So I’m on a well-deserved cross-country road trip on my bike, and I get a slight wobble at low speeds. I’m not near anything resembling a metropolitan area. In fact, I’m out in the middle of very rural area in central Pennsylvania. It is so remote that I’m thinking that it’s not likely I’ll find a dealership able to accommodate me, or even have any parts I may need in stock, for that matter. I was wrong. I was so much more than accommodated … I was truly served.
It’s hard not to turn this into an ad for the dealership. Well, it’s not exactly a dealership, but more of a shop. It has a small showroom, but it’s well-lit, clean and even though it’s minimally stocked, they’re well represented with a pretty diverse array of product for their small size.
I was impressed with the ingenuity it must’ve taken to get that much stock into that small a space in such a manner that a claustrophobe like me wasn’t left feeling crowded. The owner, Neil, sporting a crisp clean polo shirt that complimented the showroom motif and bore the name of the store approached. He welcomed me with a smile and a warm handshake saying that he’d be right with me.
His smile, along with his obvious confidence and pride in his store, set me enough at ease to be content to wait a few minutes in total patience (a virtue not often associated with me) while he finished with the customer he was working with. A few minutes later he thanked me for waiting and asked what he could do for me.
When I described my bike’s condition and my out-of-towner dilemma, he immediately spun on his heels motioning that he’d return, and made his way toward the back.

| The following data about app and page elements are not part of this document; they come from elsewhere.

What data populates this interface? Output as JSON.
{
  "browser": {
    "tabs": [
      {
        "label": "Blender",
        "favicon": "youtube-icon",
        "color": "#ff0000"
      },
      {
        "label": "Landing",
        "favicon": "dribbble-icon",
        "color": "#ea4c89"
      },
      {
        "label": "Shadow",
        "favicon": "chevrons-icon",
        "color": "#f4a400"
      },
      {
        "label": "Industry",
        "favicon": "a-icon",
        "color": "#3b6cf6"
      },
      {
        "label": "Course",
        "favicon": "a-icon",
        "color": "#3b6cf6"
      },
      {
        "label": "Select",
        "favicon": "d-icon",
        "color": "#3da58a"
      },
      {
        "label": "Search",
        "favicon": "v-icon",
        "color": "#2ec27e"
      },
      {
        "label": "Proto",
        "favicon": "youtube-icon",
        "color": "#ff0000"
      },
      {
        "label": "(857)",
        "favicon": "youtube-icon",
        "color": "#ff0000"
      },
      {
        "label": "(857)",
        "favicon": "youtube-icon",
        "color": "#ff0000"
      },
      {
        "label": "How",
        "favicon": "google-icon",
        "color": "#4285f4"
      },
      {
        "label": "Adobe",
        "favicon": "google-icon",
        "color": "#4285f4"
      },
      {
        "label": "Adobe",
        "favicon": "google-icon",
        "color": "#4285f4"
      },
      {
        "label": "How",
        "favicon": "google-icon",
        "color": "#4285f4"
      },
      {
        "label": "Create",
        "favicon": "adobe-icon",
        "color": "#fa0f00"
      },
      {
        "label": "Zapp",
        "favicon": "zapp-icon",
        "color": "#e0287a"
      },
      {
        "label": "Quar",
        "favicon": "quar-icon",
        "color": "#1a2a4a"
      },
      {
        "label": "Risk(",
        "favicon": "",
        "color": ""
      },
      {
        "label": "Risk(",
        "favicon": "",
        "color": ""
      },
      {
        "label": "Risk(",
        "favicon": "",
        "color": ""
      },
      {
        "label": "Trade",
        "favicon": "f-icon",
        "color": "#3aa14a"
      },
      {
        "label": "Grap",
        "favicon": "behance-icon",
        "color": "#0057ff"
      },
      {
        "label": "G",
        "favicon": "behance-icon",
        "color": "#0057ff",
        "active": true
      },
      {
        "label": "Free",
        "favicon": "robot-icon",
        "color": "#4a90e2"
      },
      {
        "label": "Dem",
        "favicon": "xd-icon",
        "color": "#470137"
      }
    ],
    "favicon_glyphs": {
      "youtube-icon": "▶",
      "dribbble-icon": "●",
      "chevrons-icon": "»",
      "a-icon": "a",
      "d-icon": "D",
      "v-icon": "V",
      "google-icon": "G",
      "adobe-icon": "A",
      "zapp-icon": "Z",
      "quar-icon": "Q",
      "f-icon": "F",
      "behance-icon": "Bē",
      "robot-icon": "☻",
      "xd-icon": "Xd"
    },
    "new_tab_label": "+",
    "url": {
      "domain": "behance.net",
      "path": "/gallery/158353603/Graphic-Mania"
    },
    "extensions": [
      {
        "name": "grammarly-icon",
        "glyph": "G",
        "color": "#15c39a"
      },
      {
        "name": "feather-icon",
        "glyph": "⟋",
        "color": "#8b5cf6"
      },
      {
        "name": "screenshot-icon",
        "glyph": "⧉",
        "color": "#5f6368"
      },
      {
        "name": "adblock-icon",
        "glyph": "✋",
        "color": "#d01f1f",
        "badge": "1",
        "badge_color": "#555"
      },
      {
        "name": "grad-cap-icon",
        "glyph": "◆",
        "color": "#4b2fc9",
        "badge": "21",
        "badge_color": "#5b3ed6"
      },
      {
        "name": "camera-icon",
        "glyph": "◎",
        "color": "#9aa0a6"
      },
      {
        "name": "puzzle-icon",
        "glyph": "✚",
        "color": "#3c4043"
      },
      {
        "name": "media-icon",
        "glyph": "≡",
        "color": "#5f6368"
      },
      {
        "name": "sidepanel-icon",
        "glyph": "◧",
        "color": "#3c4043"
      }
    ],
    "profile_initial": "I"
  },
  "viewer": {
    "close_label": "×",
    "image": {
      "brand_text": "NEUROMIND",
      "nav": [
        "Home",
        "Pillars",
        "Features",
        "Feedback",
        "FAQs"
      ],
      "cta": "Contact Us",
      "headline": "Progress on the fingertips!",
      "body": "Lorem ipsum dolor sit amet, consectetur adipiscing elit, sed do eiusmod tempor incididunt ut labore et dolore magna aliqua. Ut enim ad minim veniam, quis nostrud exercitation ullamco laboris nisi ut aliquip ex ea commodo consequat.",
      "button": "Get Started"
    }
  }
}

In less than a minute he returned with a tech in tow who was drying his hands as though he intended to shake mine. He did. I knew that I was in good hands by his manner and apparent concern.
Good hands, indeed. Jeff test rode my bike, isolated the issue as the rear tire, and made me aware of my options complete with pricing and availability, etc. (They had two different tires in stock, by the way. I’ve seen many a megastore not carry enough tires). I had no question whatsoever about what I should do once he was done.
When I made my decision, he told me that he’d have to put me off for about 2 1/2 hours before he could get to it, but that he would absolutely get it done before he went home for the day. You’ve heard of under promising and over delivering, right? Well in a little less than 2 hours, they were done and the bike sat out front with a new rear tire and a bath. Even though I had two days worth of road grime on my bike, and they’d worked me into the schedule, and I wasn’t a local customer, they washed my bike! Wow!
Don’t forget now, these guys didn’t know me from Adam and didn’t recognize me from the magazine until later when I was thanking them for their exceptional service. Then, and only then, did Neil pull out his past installments that he’d shown his team. They didn’t owe me anything, and it certainly didn’t behoove them to go out of their way to impress the guy from the magazine.
I spend so much of my life helping big dealers become bigger dealers; helping them put science to magic so they can put more to the bottom line. And sometimes, quite frankly, I forget that there are just as many dealers out there working as hard as they can because they just love sharing the sport with other people.
I ran into that kind of dealer the other day in Neil and his team. It made me remember two supremely important things: One, it’s your agenda that you’re working so, just like Neil, be true to your definition of success. In Neil’s case, success is simply and honorably serving riders. The other thing I was reminded of is that as we put process to the chaos so as to help dealers grow, I pledge to always allow within that process the room to really serve the customer.